Records excerpted from a collection
Segment Open

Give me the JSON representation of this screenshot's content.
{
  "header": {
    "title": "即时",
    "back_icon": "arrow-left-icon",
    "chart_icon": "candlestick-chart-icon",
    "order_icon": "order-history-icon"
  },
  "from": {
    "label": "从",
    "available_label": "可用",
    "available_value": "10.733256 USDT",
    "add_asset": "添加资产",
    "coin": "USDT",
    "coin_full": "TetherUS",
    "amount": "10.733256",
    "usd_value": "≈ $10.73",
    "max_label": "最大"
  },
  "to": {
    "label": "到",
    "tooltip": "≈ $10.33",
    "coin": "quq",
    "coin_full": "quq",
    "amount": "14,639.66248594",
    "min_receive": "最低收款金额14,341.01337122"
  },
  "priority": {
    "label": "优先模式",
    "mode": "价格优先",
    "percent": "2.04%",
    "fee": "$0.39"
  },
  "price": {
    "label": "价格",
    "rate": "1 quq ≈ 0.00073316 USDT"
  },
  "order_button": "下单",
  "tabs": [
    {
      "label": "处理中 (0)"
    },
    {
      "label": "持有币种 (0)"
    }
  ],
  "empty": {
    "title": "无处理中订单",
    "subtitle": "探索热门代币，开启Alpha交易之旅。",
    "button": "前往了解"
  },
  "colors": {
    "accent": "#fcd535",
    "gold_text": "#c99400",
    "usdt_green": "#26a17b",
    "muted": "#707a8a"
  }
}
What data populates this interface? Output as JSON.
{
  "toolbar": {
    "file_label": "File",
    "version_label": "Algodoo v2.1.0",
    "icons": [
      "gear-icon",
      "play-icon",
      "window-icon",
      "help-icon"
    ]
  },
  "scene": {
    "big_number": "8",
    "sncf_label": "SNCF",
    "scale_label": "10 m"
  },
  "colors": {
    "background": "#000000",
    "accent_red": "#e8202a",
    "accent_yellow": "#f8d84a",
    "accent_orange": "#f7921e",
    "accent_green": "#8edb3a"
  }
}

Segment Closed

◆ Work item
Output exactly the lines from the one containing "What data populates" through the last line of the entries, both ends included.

◆ Response
What data populates this interface? Output as JSON.
{
  "toolbar": {
    "file_label": "File",
    "version_label": "Algodoo v2.1.0",
    "icons": [
      "gear-icon",
      "play-icon",
      "window-icon",
      "help-icon"
    ]
  },
  "scene": {
    "big_number": "8",
    "sncf_label": "SNCF",
    "scale_label": "10 m"
  },
  "colors": {
    "background": "#000000",
    "accent_red": "#e8202a",
    "accent_yellow": "#f8d84a",
    "accent_orange": "#f7921e",
    "accent_green": "#8edb3a"
  }
}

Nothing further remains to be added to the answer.